When Merrily Mount received a visiting delegation of Japanese nursing students at Jefferson Healthcare hospital’s South County Medical Clinic in Quilcene last year, she considered it a career high in her 45 years of health service, 21 of which have been spent in Quilcene.
“Later that year, I took stock of my career in family nursing medicine and public health,” Mount said. “I knew that my 67th birthday was coming up the following year, and I knew I needed to give four months prior notice if I wanted to change my contract. So, for my birthday, I wanted something that I couldn’t purchase, which was time.”
As active as Mount has been as a nurse practitioner, she’s just as devoted to environmental stewardship, working on trails committees and being involved with the Port Ludlow Hiking Club.
“If I was going to retire, I knew I needed to do it now,” Mount said. “I’m still healthy. I love hiking, camping, biking, walking and reading. I want to have time to do those. I’d love to be able to go and meet the bookmobile in Brinnon. I live here and thrive here, but my time is now.”
The delegation from the Ishikawa Prefectural Nursing University in Japan made the trip to Jefferson County on March 24 of last year. The purpose of the visit was to see how the South County Medical Clinic worked to ensure local country dwellers could receive quality health care. With that visit, Mount recognized she was at the height of her career.

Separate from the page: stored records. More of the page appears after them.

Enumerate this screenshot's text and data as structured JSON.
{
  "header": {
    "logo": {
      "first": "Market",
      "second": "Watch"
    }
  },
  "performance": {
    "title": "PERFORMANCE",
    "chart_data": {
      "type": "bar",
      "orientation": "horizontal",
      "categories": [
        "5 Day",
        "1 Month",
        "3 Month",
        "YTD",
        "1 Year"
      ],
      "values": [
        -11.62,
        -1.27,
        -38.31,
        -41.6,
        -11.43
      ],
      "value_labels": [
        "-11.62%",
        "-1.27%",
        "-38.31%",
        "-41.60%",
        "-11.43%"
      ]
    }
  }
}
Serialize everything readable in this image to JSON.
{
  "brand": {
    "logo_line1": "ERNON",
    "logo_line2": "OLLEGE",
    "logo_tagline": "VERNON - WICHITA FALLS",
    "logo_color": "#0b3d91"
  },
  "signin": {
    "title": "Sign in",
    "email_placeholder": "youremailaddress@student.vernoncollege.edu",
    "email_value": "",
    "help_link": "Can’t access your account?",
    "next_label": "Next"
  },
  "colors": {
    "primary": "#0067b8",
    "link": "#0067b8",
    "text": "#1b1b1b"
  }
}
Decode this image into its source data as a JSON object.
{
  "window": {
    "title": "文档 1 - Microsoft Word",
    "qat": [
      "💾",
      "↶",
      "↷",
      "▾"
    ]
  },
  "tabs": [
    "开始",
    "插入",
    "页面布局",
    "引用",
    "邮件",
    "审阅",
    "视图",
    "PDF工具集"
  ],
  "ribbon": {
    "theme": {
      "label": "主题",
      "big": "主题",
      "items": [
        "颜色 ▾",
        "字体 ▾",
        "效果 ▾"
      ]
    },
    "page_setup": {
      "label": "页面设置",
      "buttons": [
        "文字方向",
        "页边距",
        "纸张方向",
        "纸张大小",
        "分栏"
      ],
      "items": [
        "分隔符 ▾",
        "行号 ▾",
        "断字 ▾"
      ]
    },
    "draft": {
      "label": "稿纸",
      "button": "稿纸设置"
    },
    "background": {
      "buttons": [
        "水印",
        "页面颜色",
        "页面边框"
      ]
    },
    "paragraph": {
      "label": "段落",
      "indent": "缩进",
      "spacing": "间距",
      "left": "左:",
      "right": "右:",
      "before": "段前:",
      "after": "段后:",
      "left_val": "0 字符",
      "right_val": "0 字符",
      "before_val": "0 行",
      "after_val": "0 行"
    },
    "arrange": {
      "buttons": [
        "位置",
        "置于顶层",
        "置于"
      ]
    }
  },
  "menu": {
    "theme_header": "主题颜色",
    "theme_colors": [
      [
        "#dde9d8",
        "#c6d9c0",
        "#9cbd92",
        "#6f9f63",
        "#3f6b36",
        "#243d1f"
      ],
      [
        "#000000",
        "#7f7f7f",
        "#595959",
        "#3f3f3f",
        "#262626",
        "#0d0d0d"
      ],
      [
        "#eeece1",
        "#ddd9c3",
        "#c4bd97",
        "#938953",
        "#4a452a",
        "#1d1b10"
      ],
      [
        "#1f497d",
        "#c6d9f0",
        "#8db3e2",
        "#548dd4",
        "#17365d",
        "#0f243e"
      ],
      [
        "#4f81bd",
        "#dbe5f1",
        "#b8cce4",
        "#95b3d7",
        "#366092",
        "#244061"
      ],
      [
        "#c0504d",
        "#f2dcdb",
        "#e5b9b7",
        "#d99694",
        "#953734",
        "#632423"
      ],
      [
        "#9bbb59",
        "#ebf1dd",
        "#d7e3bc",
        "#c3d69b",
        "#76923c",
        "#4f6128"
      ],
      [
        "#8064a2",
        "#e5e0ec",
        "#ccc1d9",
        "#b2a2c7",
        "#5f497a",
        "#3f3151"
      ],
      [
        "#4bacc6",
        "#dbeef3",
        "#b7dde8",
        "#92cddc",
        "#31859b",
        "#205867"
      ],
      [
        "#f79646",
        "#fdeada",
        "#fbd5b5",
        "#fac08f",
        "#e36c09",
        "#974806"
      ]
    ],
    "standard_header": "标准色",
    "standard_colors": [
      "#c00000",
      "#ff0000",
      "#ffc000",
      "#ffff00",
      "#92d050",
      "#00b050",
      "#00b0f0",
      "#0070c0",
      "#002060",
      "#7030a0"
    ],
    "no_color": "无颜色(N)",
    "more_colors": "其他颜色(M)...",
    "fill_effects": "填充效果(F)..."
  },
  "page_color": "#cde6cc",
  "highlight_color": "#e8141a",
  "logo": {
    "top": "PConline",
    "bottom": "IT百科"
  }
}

“If I didn’t step aside soon, the next generation wouldn’t be able to enjoy the same levels of success I did,” Mount said. “If I waited until I was 70 years old to retire, how would they be able to witness and share in some of the experiences that I’ve had?”
Mount turns 67 on May 6, and while she’s looking forward to no longer being on call for patients, as she has been for the past two decades, she nonetheless said, “There wasn’t one day at work that wasn’t joyful. I missed very few days of work. I was so fortunate to work with such excellent people.”

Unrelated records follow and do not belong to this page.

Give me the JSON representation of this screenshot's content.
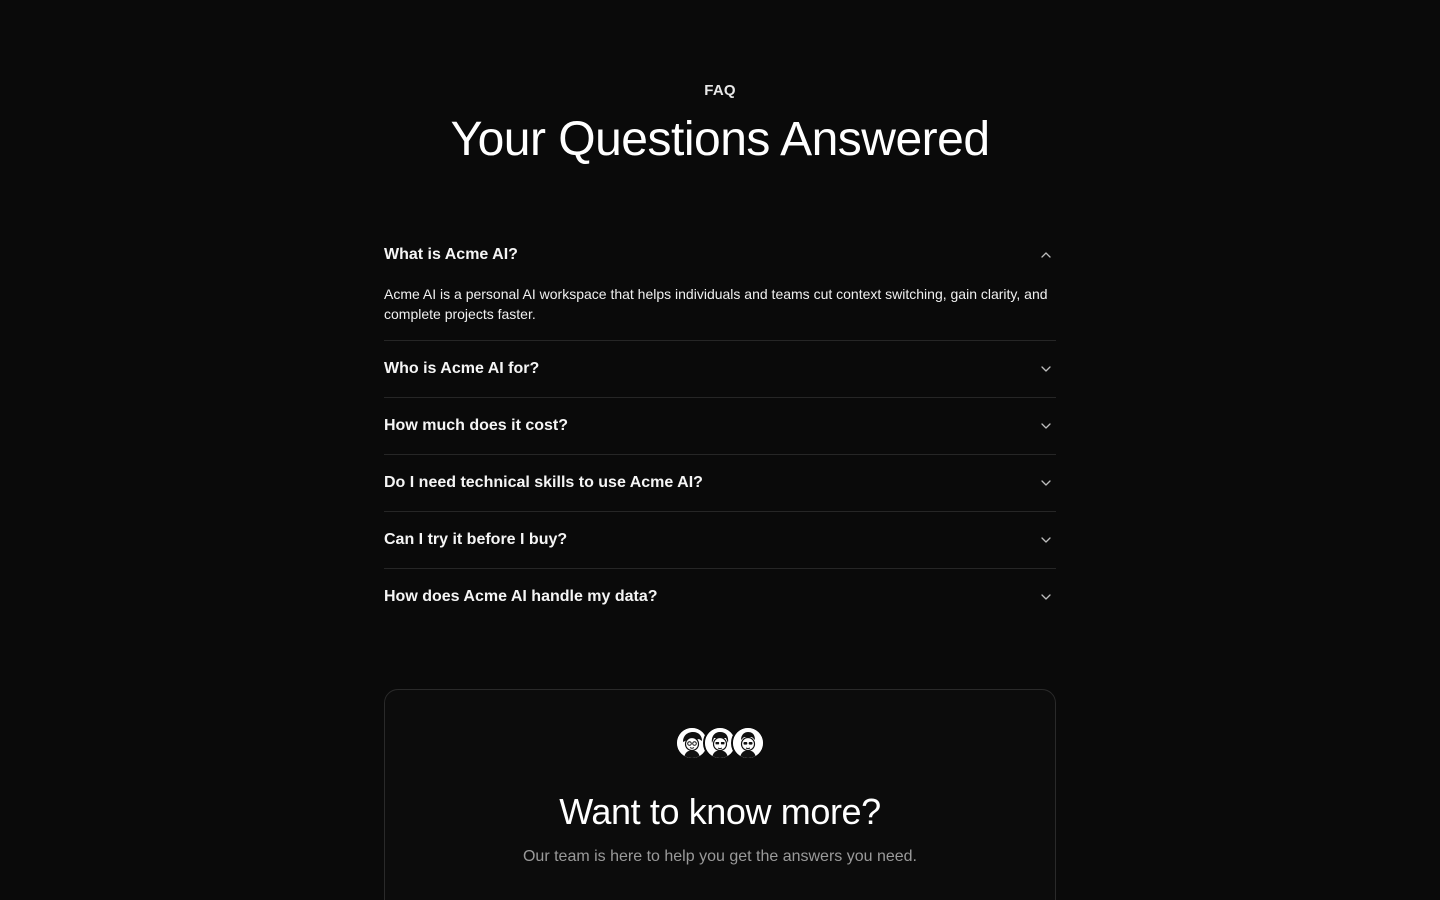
{
  "header": {
    "eyebrow": "FAQ",
    "title": "Your Questions Answered"
  },
  "faq": {
    "items": [
      {
        "question": "What is Acme AI?",
        "answer": "Acme AI is a personal AI workspace that helps individuals and teams cut context switching, gain clarity, and complete projects faster.",
        "expanded": true,
        "icon": "chevron-up-icon"
      },
      {
        "question": "Who is Acme AI for?",
        "expanded": false,
        "icon": "chevron-down-icon"
      },
      {
        "question": "How much does it cost?",
        "expanded": false,
        "icon": "chevron-down-icon"
      },
      {
        "question": "Do I need technical skills to use Acme AI?",
        "expanded": false,
        "icon": "chevron-down-icon"
      },
      {
        "question": "Can I try it before I buy?",
        "expanded": false,
        "icon": "chevron-down-icon"
      },
      {
        "question": "How does Acme AI handle my data?",
        "expanded": false,
        "icon": "chevron-down-icon"
      }
    ]
  },
  "cta": {
    "avatars": [
      "avatar-1",
      "avatar-2",
      "avatar-3"
    ],
    "title": "Want to know more?",
    "subtitle": "Our team is here to help you get the answers you need."
  },
  "colors": {
    "background": "#0a0a0a",
    "text": "#ffffff",
    "muted": "#9a9a9a",
    "divider": "#262626"
  }
}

Mount singled out Jefferson Healthcare CEO Mike Glenn and CFO Hilary Whittington for praise.
“Mike wants to prepare the health care sector of this area for the increased population growth we’re due to receive in the next 30 years,” Mount said. “And Hilary should help the hospital continue to grow and develop.”
Mount cited the variety of health care professionals the hospital has attracted in recent years, from primary care physicians to surgeons and orthopedists, and expressed confidence that she could “do more from the outside,” in part by helping fill in for different providers when needed.

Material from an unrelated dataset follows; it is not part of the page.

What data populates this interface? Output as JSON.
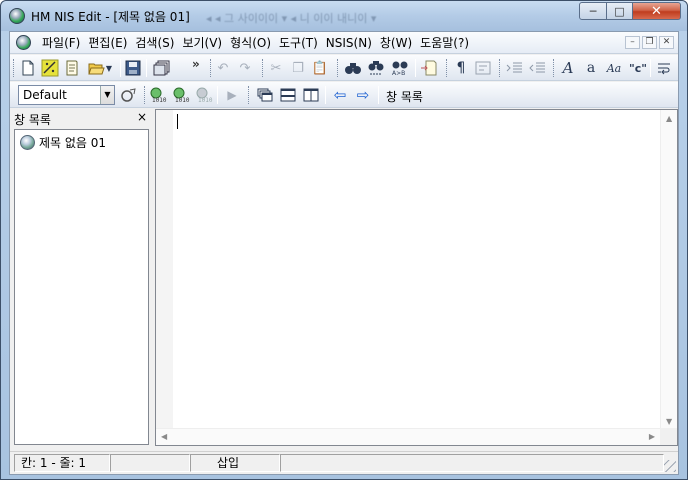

Mount complimented the hospital on the care and concern it has demonstrated in helping her make the transition from work. As she approaches her final day of work May 3, she is putting her patients in touch with other potential providers. Although she does not have a dedicated replacement yet, she reported candidates are being interviewed.
“The day after my last day, Mike is set to make a speech on the future of the health care industry,” Mount said. “This is like my third act.”